Woodburn Fiesta Mexicana (Aug. 3-5): One of Oregon’s only majority-Latinx cities celebrates heritage in style at the annual Fiesta Mexicana — a proudly Mexican-American weekend affair with a dynamic parade, fútbol tournament and plenty of cherry-red classic cars.
Sunriver Music Festival (Aug. 11-23): The Sunriver Music Festival was born in 1978 when an audiophile snapped two fingers and discovered the amazing acoustics in the historic Great Hall. Four decades later, it’s a proudly intimate and beloved ode to the world of music with classical and pop concerts, open rehearsals and much more. Better yet, even after the excellent seasonal concerts end, the music continues to sound via the numerous youth programs the festival supports.
32nd Annual Restoration Celebration (Aug. 24-26): The Klamath Tribes were once one of the wealthiest tribes in the United States until their tribal status with the U.S. federal government was terminated in 1954 due to a disastrous policy. After a lengthy process, their status was restored, and they celebrate the significant triumph by inviting all people to their remaining land for a powwow, parade, youth rodeo, drums from across the nation and more.
Pendleton Round-Up (Sept. 12-15): Giddyap for the Pendleton Round-Up, a weeklong spectacle that oozes with Native American and Western pride. The Oregon tradition since 1910 invites attendees to put on their cowboy best and let ’er buck. Bonus: See how many must-see stops you can tether using the ultimate Pendleton bucket list.

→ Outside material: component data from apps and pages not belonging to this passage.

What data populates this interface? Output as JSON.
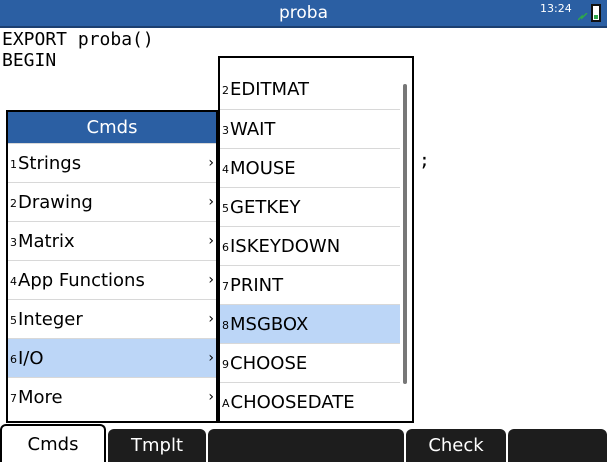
{
  "title": "proba",
  "status": {
    "time": "13:24"
  },
  "code": {
    "line1": "EXPORT proba()",
    "line2": "BEGIN",
    "fragment": ";"
  },
  "menu": {
    "header": "Cmds",
    "items": [
      {
        "num": "1",
        "label": "Strings",
        "arrow": "›"
      },
      {
        "num": "2",
        "label": "Drawing",
        "arrow": "›"
      },
      {
        "num": "3",
        "label": "Matrix",
        "arrow": "›"
      },
      {
        "num": "4",
        "label": "App Functions",
        "arrow": "›"
      },
      {
        "num": "5",
        "label": "Integer",
        "arrow": "›"
      },
      {
        "num": "6",
        "label": "I/O",
        "arrow": "›",
        "selected": true
      },
      {
        "num": "7",
        "label": "More",
        "arrow": "›"
      }
    ]
  },
  "submenu": {
    "items": [
      {
        "num": "2",
        "label": "EDITMAT"
      },
      {
        "num": "3",
        "label": "WAIT"
      },
      {
        "num": "4",
        "label": "MOUSE"
      },
      {
        "num": "5",
        "label": "GETKEY"
      },
      {
        "num": "6",
        "label": "ISKEYDOWN"
      },
      {
        "num": "7",
        "label": "PRINT"
      },
      {
        "num": "8",
        "label": "MSGBOX",
        "selected": true
      },
      {
        "num": "9",
        "label": "CHOOSE"
      },
      {
        "num": "A",
        "label": "CHOOSEDATE"
      }
    ]
  },
  "softkeys": [
    "Cmds",
    "Tmplt",
    "",
    "Check",
    ""
  ]
}
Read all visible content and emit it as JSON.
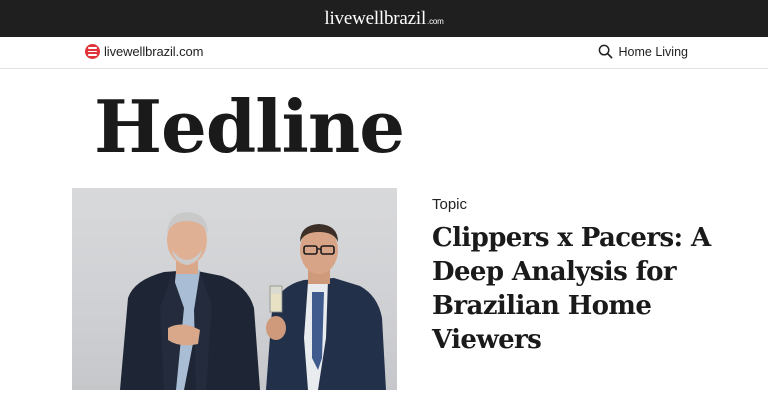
{
  "banner": {
    "brand_main": "livewellbrazil",
    "brand_tld": ".com"
  },
  "nav": {
    "logo_text": "livewellbrazil.com",
    "logo_icon": "menu-lines-icon",
    "search_icon": "search-icon",
    "link_label": "Home Living"
  },
  "headline": "Hedline",
  "article": {
    "topic": "Topic",
    "title": "Clippers x Pacers: A Deep Analysis for Brazilian Home Viewers"
  },
  "colors": {
    "banner_bg": "#1f1f1f",
    "brand_red": "#e0343a",
    "text": "#1a1a1a"
  }
}
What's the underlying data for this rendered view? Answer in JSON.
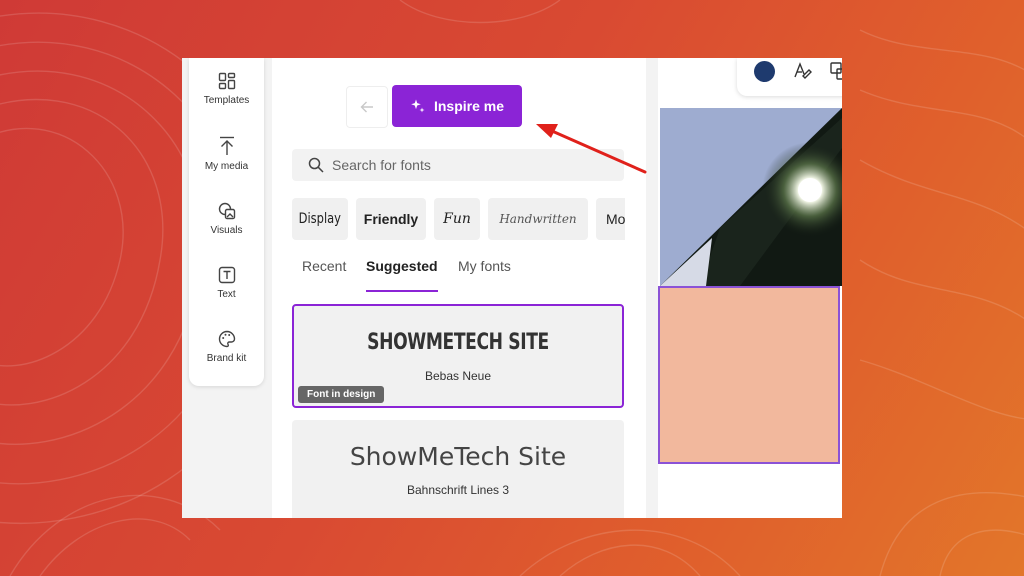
{
  "rail": {
    "items": [
      {
        "label": "Templates",
        "icon": "templates-icon"
      },
      {
        "label": "My media",
        "icon": "upload-icon"
      },
      {
        "label": "Visuals",
        "icon": "visuals-icon"
      },
      {
        "label": "Text",
        "icon": "text-icon"
      },
      {
        "label": "Brand kit",
        "icon": "palette-icon"
      }
    ]
  },
  "panel": {
    "back_icon": "arrow-left-icon",
    "inspire_label": "Inspire me",
    "inspire_icon": "sparkle-icon",
    "search_placeholder": "Search for fonts",
    "chips": [
      "Display",
      "Friendly",
      "Fun",
      "Handwritten",
      "Mo"
    ],
    "tabs": [
      "Recent",
      "Suggested",
      "My fonts"
    ],
    "active_tab": "Suggested",
    "fonts": [
      {
        "sample": "SHOWMETECH SITE",
        "name": "Bebas Neue",
        "badge": "Font in design",
        "selected": true
      },
      {
        "sample": "ShowMeTech Site",
        "name": "Bahnschrift Lines 3",
        "badge": "",
        "selected": false
      }
    ]
  },
  "toolbar": {
    "color_swatch": "#1e3a6e",
    "icons": [
      "text-style-icon",
      "effects-icon"
    ]
  },
  "colors": {
    "accent": "#8b24d6",
    "annotation_arrow": "#e0211b",
    "canvas_peach": "#f2b89d",
    "canvas_blue": "#9eacd0"
  }
}
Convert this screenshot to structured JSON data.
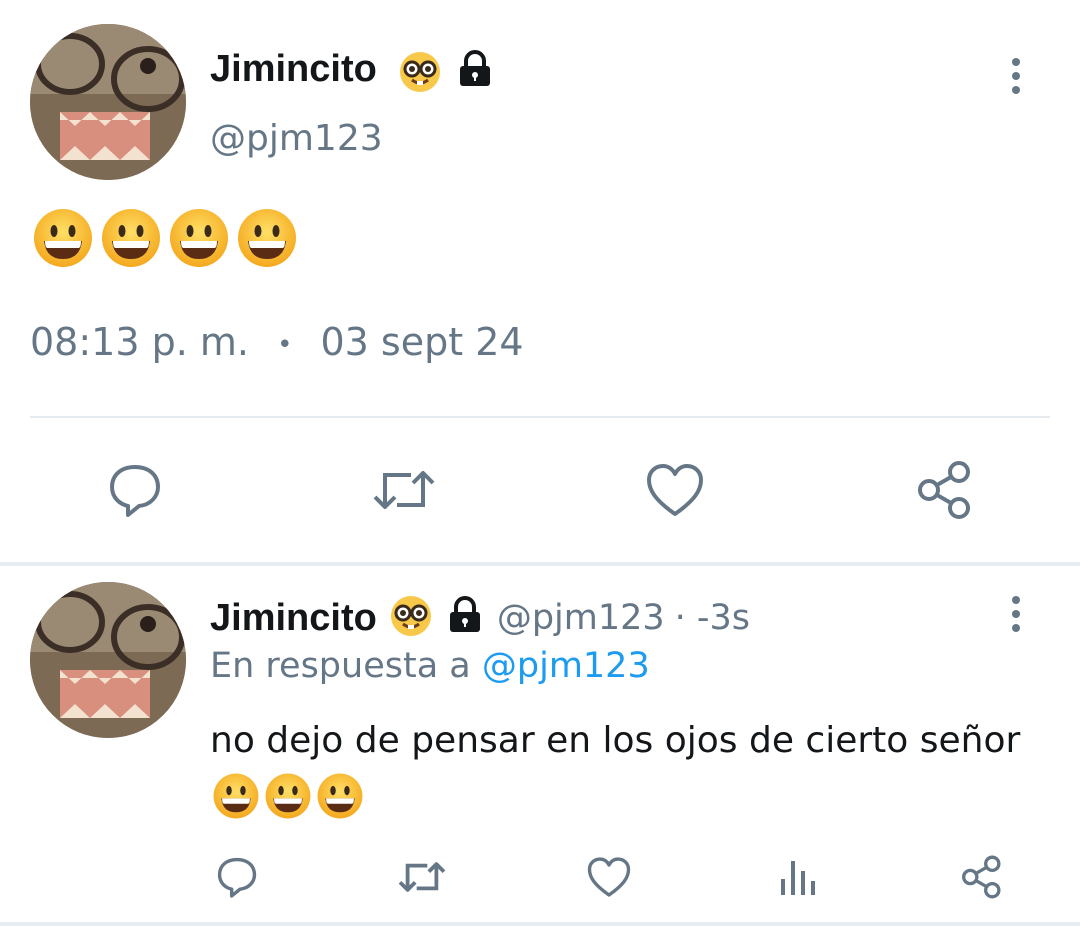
{
  "main_tweet": {
    "display_name": "Jimincito",
    "handle": "@pjm123",
    "name_emoji": "nerd-face-emoji",
    "lock_icon": "lock-icon",
    "content_emojis": [
      "grinning-face-emoji",
      "grinning-face-emoji",
      "grinning-face-emoji",
      "grinning-face-emoji"
    ],
    "time": "08:13 p. m.",
    "separator": "•",
    "date": "03 sept 24",
    "actions": [
      "reply-icon",
      "retweet-icon",
      "like-icon",
      "share-icon"
    ]
  },
  "reply_tweet": {
    "display_name": "Jimincito",
    "handle": "@pjm123",
    "time_suffix": "· -3s",
    "in_reply_prefix": "En respuesta a",
    "in_reply_handle": "@pjm123",
    "text": "no dejo de pensar en los ojos de cierto señor",
    "content_emojis": [
      "grinning-face-emoji",
      "grinning-face-emoji",
      "grinning-face-emoji"
    ],
    "actions": [
      "reply-icon",
      "retweet-icon",
      "like-icon",
      "analytics-icon",
      "share-icon"
    ]
  },
  "colors": {
    "text": "#14171a",
    "muted": "#657786",
    "link": "#1d9bf0",
    "divider": "#e6ecf0"
  }
}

Need to Know: Cell service can be spotty when exploring the lesser known. Be sure to bring a map and detailed road atlas before venturing out, and consult TripCheck.com for at-the-moment road conditions. For nature hikers and campers, remember to follow Leave No Trace principles, which include leaving what you find where it’s at, respecting wildlife and safely enjoying campfires.